··· EXTRACTED MATERIAL ···

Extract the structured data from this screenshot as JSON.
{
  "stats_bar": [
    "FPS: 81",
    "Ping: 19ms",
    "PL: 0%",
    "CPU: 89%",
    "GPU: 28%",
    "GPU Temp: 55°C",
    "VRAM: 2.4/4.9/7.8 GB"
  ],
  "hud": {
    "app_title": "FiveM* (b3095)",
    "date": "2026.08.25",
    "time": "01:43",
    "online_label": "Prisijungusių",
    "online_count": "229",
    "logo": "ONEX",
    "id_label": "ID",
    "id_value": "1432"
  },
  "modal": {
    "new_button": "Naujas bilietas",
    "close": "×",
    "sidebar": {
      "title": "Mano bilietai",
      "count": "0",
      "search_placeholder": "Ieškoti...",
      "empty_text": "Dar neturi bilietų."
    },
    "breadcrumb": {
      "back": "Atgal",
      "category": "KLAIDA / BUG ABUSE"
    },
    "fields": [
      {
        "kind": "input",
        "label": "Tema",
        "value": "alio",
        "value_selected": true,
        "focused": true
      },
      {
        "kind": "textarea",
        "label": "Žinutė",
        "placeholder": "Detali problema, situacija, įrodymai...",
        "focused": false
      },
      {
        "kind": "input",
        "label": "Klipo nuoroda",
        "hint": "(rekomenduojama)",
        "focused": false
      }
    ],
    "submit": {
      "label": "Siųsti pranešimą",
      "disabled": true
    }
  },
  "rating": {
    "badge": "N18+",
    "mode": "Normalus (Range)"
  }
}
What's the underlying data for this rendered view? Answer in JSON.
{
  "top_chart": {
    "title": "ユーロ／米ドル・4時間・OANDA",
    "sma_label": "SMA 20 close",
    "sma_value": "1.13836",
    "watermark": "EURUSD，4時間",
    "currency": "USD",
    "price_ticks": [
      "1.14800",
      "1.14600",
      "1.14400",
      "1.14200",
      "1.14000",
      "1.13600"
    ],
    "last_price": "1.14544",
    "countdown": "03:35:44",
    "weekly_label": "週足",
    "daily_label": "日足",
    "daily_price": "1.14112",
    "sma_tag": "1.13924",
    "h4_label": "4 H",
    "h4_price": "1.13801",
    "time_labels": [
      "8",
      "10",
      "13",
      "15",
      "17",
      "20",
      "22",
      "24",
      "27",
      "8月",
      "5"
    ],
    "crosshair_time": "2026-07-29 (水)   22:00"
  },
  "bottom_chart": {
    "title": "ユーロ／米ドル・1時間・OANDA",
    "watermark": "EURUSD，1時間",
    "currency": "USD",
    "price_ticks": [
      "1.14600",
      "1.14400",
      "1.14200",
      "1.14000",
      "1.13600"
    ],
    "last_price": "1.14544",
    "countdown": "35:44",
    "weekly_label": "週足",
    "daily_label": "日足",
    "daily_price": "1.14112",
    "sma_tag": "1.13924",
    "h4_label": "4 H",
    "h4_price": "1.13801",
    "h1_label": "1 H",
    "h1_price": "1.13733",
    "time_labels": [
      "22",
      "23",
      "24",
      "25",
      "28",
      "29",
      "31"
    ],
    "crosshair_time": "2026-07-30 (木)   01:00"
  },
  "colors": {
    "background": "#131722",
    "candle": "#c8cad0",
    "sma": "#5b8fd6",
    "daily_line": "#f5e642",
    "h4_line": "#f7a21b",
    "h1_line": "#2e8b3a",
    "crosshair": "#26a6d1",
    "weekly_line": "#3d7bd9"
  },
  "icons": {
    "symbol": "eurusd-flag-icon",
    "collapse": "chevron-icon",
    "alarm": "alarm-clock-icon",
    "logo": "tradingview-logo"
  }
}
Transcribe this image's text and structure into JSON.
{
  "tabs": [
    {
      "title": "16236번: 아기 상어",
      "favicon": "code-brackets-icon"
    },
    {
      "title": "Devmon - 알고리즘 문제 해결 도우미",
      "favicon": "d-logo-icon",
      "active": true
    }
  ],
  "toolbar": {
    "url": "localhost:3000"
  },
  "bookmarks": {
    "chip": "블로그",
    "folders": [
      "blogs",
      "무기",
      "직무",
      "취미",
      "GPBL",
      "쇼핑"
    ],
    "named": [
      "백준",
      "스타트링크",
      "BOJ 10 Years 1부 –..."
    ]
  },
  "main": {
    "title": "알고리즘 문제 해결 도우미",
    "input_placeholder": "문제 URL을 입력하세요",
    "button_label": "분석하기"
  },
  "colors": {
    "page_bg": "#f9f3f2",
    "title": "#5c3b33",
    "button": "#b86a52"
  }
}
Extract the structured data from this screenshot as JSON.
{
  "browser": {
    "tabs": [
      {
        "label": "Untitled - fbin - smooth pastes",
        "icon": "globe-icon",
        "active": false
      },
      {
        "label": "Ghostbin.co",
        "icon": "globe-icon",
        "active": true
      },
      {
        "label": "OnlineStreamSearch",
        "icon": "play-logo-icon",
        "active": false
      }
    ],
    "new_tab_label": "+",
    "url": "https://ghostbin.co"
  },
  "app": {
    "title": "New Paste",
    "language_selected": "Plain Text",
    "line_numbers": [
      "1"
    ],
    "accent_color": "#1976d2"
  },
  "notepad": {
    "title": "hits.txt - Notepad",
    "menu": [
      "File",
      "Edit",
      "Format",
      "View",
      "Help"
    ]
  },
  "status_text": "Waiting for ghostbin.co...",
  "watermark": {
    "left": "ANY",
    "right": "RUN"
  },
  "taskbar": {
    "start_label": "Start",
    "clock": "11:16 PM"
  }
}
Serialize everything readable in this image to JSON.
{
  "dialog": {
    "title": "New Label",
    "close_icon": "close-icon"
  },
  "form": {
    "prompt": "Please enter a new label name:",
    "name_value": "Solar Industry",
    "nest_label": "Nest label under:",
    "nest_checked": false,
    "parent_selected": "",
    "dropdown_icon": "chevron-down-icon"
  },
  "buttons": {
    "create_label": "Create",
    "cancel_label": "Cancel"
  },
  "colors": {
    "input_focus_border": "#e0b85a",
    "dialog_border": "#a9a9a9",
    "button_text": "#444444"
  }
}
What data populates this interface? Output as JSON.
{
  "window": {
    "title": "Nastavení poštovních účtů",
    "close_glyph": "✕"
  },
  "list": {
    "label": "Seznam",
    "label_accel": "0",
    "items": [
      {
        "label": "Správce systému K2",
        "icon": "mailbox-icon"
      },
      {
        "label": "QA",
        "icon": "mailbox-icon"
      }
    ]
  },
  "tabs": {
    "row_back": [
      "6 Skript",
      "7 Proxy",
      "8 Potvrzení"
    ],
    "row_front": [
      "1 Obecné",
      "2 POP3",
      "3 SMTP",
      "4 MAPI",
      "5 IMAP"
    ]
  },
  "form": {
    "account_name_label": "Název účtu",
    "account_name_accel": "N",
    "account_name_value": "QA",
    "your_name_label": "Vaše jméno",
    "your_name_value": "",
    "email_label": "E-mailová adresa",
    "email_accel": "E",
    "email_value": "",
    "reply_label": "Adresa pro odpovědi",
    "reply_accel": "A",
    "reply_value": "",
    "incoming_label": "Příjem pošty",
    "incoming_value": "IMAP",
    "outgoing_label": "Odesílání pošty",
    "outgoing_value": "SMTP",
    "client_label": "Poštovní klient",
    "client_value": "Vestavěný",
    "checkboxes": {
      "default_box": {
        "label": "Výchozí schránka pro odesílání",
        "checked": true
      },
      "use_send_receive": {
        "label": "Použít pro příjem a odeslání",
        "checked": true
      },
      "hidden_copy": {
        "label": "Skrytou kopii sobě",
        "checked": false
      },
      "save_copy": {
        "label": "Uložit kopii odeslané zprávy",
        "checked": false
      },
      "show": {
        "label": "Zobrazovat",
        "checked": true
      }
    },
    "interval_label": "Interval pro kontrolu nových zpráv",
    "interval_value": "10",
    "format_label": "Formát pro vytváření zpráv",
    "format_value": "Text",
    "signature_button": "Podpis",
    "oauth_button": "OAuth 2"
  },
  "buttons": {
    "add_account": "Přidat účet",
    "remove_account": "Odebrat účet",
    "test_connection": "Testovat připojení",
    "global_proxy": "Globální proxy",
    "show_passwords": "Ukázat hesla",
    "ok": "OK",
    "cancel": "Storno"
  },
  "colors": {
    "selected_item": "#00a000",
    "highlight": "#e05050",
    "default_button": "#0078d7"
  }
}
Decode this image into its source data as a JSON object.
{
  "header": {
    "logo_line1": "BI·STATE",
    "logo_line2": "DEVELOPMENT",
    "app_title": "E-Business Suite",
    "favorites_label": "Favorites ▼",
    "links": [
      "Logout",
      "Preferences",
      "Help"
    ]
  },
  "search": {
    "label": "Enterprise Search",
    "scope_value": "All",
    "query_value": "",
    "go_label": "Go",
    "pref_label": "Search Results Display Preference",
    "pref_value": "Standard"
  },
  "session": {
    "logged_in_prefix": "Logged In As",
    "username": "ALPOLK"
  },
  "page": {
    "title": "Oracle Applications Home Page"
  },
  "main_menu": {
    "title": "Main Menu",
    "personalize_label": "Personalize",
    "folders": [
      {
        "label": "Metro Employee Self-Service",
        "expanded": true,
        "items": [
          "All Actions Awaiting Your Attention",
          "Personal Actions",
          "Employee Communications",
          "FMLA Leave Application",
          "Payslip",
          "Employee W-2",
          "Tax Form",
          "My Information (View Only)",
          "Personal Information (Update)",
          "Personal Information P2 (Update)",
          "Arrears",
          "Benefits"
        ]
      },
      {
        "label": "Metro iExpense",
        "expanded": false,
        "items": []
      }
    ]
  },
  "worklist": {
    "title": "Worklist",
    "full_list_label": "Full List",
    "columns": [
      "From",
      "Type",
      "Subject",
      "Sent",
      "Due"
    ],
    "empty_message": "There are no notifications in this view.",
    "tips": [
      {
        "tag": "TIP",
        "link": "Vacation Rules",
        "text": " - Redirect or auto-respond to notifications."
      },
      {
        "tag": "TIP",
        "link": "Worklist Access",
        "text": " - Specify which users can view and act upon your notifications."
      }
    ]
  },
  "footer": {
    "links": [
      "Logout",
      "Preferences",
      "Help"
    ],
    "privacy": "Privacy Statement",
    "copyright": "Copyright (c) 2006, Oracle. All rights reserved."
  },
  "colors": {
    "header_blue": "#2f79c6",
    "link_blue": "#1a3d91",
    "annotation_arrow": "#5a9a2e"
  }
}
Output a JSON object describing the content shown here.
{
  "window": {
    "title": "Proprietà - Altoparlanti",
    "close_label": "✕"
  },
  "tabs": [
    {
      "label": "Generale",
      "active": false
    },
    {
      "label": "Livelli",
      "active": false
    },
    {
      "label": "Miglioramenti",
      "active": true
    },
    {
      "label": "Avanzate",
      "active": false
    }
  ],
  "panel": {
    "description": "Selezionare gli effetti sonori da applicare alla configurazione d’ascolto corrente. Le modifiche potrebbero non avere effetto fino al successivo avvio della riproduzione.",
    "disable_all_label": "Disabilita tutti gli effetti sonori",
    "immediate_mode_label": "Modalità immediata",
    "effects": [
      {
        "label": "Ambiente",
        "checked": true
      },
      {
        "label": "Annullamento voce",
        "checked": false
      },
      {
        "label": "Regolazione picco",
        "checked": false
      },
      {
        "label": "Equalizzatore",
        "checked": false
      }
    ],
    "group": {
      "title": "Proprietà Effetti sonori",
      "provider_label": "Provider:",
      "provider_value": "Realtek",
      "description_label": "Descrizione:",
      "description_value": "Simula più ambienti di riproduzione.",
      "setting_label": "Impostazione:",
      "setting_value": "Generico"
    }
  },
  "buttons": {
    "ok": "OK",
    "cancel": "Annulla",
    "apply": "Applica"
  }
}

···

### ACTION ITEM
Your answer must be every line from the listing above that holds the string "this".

### RESULT BELOW
Extract the structured data from this screenshot as JSON.
What's the underlying data for this rendered view? Answer in JSON.
Transcribe this image's text and structure into JSON.
Extract the structured data from this screenshot as JSON.
Serialize everything readable in this image to JSON.
What data populates this interface? Output as JSON.
Decode this image into its source data as a JSON object.
    "empty_message": "There are no notifications in this view.",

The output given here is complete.